WORK TO BE COMPLETED:
Restate the entries word for word, leaving nothing out.

== DATA RECORDS ==

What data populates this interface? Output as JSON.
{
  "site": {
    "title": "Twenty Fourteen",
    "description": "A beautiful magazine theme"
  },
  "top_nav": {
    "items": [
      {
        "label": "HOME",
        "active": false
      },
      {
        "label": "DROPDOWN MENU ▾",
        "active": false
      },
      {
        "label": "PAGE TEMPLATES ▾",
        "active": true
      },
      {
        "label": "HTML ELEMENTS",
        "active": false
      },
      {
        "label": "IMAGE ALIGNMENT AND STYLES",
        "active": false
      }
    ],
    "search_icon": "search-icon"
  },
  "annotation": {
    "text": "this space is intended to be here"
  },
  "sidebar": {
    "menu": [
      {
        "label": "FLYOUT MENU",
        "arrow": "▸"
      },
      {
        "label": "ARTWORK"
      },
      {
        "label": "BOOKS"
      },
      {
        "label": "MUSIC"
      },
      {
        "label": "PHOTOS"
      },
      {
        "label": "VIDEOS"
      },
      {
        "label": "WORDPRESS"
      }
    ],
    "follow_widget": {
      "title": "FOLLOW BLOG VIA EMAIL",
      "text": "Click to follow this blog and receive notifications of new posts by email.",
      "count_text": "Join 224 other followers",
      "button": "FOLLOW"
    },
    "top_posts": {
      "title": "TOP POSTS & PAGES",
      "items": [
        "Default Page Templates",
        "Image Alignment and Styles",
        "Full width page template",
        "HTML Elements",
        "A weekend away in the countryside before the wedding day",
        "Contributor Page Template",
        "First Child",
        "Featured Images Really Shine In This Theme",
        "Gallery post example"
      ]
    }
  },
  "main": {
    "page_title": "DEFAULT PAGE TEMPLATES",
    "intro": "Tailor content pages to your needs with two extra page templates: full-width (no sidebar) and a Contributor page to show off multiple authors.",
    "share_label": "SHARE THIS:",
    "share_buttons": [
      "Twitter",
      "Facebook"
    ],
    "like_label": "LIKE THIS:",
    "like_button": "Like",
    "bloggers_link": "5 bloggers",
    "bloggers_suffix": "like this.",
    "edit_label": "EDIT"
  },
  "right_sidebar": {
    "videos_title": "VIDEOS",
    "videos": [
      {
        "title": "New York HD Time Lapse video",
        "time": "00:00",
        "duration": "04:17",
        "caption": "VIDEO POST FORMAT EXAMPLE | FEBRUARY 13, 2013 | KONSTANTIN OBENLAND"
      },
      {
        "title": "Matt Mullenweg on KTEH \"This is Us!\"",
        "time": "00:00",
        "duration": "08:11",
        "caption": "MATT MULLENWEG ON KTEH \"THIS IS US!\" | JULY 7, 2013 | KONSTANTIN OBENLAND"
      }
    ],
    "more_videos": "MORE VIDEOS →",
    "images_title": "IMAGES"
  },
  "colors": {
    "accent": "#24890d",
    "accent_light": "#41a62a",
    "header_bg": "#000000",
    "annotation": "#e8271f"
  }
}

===

RESULT OF THIS EXERCISE:
What data populates this interface? Output as JSON.
{
  "site": {
    "title": "Twenty Fourteen",
    "description": "A beautiful magazine theme"
  },
  "top_nav": {
    "items": [
      {
        "label": "HOME",
        "active": false
      },
      {
        "label": "DROPDOWN MENU ▾",
        "active": false
      },
      {
        "label": "PAGE TEMPLATES ▾",
        "active": true
      },
      {
        "label": "HTML ELEMENTS",
        "active": false
      },
      {
        "label": "IMAGE ALIGNMENT AND STYLES",
        "active": false
      }
    ],
    "search_icon": "search-icon"
  },
  "annotation": {
    "text": "this space is intended to be here"
  },
  "sidebar": {
    "menu": [
      {
        "label": "FLYOUT MENU",
        "arrow": "▸"
      },
      {
        "label": "ARTWORK"
      },
      {
        "label": "BOOKS"
      },
      {
        "label": "MUSIC"
      },
      {
        "label": "PHOTOS"
      },
      {
        "label": "VIDEOS"
      },
      {
        "label": "WORDPRESS"
      }
    ],
    "follow_widget": {
      "title": "FOLLOW BLOG VIA EMAIL",
      "text": "Click to follow this blog and receive notifications of new posts by email.",
      "count_text": "Join 224 other followers",
      "button": "FOLLOW"
    },
    "top_posts": {
      "title": "TOP POSTS & PAGES",
      "items": [
        "Default Page Templates",
        "Image Alignment and Styles",
        "Full width page template",
        "HTML Elements",
        "A weekend away in the countryside before the wedding day",
        "Contributor Page Template",
        "First Child",
        "Featured Images Really Shine In This Theme",
        "Gallery post example"
      ]
    }
  },
  "main": {
    "page_title": "DEFAULT PAGE TEMPLATES",
    "intro": "Tailor content pages to your needs with two extra page templates: full-width (no sidebar) and a Contributor page to show off multiple authors.",
    "share_label": "SHARE THIS:",
    "share_buttons": [
      "Twitter",
      "Facebook"
    ],
    "like_label": "LIKE THIS:",
    "like_button": "Like",
    "bloggers_link": "5 bloggers",
    "bloggers_suffix": "like this.",
    "edit_label": "EDIT"
  },
  "right_sidebar": {
    "videos_title": "VIDEOS",
    "videos": [
      {
        "title": "New York HD Time Lapse video",
        "time": "00:00",
        "duration": "04:17",
        "caption": "VIDEO POST FORMAT EXAMPLE | FEBRUARY 13, 2013 | KONSTANTIN OBENLAND"
      },
      {
        "title": "Matt Mullenweg on KTEH \"This is Us!\"",
        "time": "00:00",
        "duration": "08:11",
        "caption": "MATT MULLENWEG ON KTEH \"THIS IS US!\" | JULY 7, 2013 | KONSTANTIN OBENLAND"
      }
    ],
    "more_videos": "MORE VIDEOS →",
    "images_title": "IMAGES"
  },
  "colors": {
    "accent": "#24890d",
    "accent_light": "#41a62a",
    "header_bg": "#000000",
    "annotation": "#e8271f"
  }
}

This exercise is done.